[Data records for software interfaces]

————

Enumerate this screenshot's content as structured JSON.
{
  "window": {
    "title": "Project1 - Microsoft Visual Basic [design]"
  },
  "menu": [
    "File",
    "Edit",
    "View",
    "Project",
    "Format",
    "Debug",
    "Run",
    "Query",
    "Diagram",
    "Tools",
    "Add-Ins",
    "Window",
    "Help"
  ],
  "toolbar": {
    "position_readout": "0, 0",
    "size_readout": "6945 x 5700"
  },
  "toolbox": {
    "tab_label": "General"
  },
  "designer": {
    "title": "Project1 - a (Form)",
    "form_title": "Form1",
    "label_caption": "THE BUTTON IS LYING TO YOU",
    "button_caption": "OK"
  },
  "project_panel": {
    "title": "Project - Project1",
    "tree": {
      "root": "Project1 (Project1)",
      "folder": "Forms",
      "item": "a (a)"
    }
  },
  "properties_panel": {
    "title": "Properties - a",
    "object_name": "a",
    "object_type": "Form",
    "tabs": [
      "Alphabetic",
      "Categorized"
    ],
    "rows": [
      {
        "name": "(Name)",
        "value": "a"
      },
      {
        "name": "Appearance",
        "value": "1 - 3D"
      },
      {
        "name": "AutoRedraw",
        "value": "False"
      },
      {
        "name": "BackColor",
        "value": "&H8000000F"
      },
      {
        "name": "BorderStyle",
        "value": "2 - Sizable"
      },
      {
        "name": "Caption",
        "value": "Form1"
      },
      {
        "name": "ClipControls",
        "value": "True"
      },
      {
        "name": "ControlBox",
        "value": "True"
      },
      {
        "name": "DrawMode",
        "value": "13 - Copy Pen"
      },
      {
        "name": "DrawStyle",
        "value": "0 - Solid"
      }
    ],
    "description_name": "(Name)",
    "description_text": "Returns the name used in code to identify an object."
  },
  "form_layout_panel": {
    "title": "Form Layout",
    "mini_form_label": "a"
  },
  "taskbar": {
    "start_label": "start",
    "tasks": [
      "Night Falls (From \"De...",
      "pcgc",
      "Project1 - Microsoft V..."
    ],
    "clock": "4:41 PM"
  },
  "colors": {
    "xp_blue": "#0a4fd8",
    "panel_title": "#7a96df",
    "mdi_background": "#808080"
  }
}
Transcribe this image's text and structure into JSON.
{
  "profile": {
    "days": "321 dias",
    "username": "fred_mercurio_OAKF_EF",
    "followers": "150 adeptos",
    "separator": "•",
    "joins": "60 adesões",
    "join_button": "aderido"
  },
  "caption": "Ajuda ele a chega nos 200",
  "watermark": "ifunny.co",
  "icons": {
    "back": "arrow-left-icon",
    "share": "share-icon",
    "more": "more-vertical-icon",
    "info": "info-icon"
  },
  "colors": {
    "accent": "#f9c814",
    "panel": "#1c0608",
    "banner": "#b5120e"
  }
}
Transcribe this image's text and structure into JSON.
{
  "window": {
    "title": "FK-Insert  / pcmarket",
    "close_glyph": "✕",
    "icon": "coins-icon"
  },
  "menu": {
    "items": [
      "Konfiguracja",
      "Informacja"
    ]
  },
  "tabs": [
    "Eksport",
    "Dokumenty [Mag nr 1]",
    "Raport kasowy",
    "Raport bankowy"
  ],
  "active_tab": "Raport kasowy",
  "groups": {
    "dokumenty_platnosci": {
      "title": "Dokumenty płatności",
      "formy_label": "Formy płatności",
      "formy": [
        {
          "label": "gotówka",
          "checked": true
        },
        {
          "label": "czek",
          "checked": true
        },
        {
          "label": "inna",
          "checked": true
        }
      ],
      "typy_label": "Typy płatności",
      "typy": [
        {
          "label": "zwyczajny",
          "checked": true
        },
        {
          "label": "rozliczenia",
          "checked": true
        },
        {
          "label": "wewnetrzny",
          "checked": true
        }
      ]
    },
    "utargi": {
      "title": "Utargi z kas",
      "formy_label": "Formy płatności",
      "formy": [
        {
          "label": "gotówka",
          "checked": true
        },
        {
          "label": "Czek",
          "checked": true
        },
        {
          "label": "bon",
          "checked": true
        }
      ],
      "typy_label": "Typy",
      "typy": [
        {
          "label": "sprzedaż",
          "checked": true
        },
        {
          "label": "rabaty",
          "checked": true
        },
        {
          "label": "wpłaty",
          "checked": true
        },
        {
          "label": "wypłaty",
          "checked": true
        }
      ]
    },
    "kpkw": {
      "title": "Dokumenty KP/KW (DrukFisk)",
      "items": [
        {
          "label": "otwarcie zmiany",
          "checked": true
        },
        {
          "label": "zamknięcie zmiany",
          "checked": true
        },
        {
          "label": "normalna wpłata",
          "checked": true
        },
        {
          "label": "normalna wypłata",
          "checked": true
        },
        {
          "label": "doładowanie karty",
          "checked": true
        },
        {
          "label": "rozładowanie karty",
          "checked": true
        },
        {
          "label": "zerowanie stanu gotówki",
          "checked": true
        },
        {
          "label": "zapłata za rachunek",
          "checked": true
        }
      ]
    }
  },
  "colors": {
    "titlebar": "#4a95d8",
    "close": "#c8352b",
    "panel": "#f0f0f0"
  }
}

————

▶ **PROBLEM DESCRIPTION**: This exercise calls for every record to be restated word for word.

▶ **EXPECTED ANSWER**:
Enumerate this screenshot's content as structured JSON.
{
  "window": {
    "title": "Project1 - Microsoft Visual Basic [design]"
  },
  "menu": [
    "File",
    "Edit",
    "View",
    "Project",
    "Format",
    "Debug",
    "Run",
    "Query",
    "Diagram",
    "Tools",
    "Add-Ins",
    "Window",
    "Help"
  ],
  "toolbar": {
    "position_readout": "0, 0",
    "size_readout": "6945 x 5700"
  },
  "toolbox": {
    "tab_label": "General"
  },
  "designer": {
    "title": "Project1 - a (Form)",
    "form_title": "Form1",
    "label_caption": "THE BUTTON IS LYING TO YOU",
    "button_caption": "OK"
  },
  "project_panel": {
    "title": "Project - Project1",
    "tree": {
      "root": "Project1 (Project1)",
      "folder": "Forms",
      "item": "a (a)"
    }
  },
  "properties_panel": {
    "title": "Properties - a",
    "object_name": "a",
    "object_type": "Form",
    "tabs": [
      "Alphabetic",
      "Categorized"
    ],
    "rows": [
      {
        "name": "(Name)",
        "value": "a"
      },
      {
        "name": "Appearance",
        "value": "1 - 3D"
      },
      {
        "name": "AutoRedraw",
        "value": "False"
      },
      {
        "name": "BackColor",
        "value": "&H8000000F"
      },
      {
        "name": "BorderStyle",
        "value": "2 - Sizable"
      },
      {
        "name": "Caption",
        "value": "Form1"
      },
      {
        "name": "ClipControls",
        "value": "True"
      },
      {
        "name": "ControlBox",
        "value": "True"
      },
      {
        "name": "DrawMode",
        "value": "13 - Copy Pen"
      },
      {
        "name": "DrawStyle",
        "value": "0 - Solid"
      }
    ],
    "description_name": "(Name)",
    "description_text": "Returns the name used in code to identify an object."
  },
  "form_layout_panel": {
    "title": "Form Layout",
    "mini_form_label": "a"
  },
  "taskbar": {
    "start_label": "start",
    "tasks": [
      "Night Falls (From \"De...",
      "pcgc",
      "Project1 - Microsoft V..."
    ],
    "clock": "4:41 PM"
  },
  "colors": {
    "xp_blue": "#0a4fd8",
    "panel_title": "#7a96df",
    "mdi_background": "#808080"
  }
}
Transcribe this image's text and structure into JSON.
{
  "profile": {
    "days": "321 dias",
    "username": "fred_mercurio_OAKF_EF",
    "followers": "150 adeptos",
    "separator": "•",
    "joins": "60 adesões",
    "join_button": "aderido"
  },
  "caption": "Ajuda ele a chega nos 200",
  "watermark": "ifunny.co",
  "icons": {
    "back": "arrow-left-icon",
    "share": "share-icon",
    "more": "more-vertical-icon",
    "info": "info-icon"
  },
  "colors": {
    "accent": "#f9c814",
    "panel": "#1c0608",
    "banner": "#b5120e"
  }
}
Transcribe this image's text and structure into JSON.
{
  "window": {
    "title": "FK-Insert  / pcmarket",
    "close_glyph": "✕",
    "icon": "coins-icon"
  },
  "menu": {
    "items": [
      "Konfiguracja",
      "Informacja"
    ]
  },
  "tabs": [
    "Eksport",
    "Dokumenty [Mag nr 1]",
    "Raport kasowy",
    "Raport bankowy"
  ],
  "active_tab": "Raport kasowy",
  "groups": {
    "dokumenty_platnosci": {
      "title": "Dokumenty płatności",
      "formy_label": "Formy płatności",
      "formy": [
        {
          "label": "gotówka",
          "checked": true
        },
        {
          "label": "czek",
          "checked": true
        },
        {
          "label": "inna",
          "checked": true
        }
      ],
      "typy_label": "Typy płatności",
      "typy": [
        {
          "label": "zwyczajny",
          "checked": true
        },
        {
          "label": "rozliczenia",
          "checked": true
        },
        {
          "label": "wewnetrzny",
          "checked": true
        }
      ]
    },
    "utargi": {
      "title": "Utargi z kas",
      "formy_label": "Formy płatności",
      "formy": [
        {
          "label": "gotówka",
          "checked": true
        },
        {
          "label": "Czek",
          "checked": true
        },
        {
          "label": "bon",
          "checked": true
        }
      ],
      "typy_label": "Typy",
      "typy": [
        {
          "label": "sprzedaż",
          "checked": true
        },
        {
          "label": "rabaty",
          "checked": true
        },
        {
          "label": "wpłaty",
          "checked": true
        },
        {
          "label": "wypłaty",
          "checked": true
        }
      ]
    },
    "kpkw": {
      "title": "Dokumenty KP/KW (DrukFisk)",
      "items": [
        {
          "label": "otwarcie zmiany",
          "checked": true
        },
        {
          "label": "zamknięcie zmiany",
          "checked": true
        },
        {
          "label": "normalna wpłata",
          "checked": true
        },
        {
          "label": "normalna wypłata",
          "checked": true
        },
        {
          "label": "doładowanie karty",
          "checked": true
        },
        {
          "label": "rozładowanie karty",
          "checked": true
        },
        {
          "label": "zerowanie stanu gotówki",
          "checked": true
        },
        {
          "label": "zapłata za rachunek",
          "checked": true
        }
      ]
    }
  },
  "colors": {
    "titlebar": "#4a95d8",
    "close": "#c8352b",
    "panel": "#f0f0f0"
  }
}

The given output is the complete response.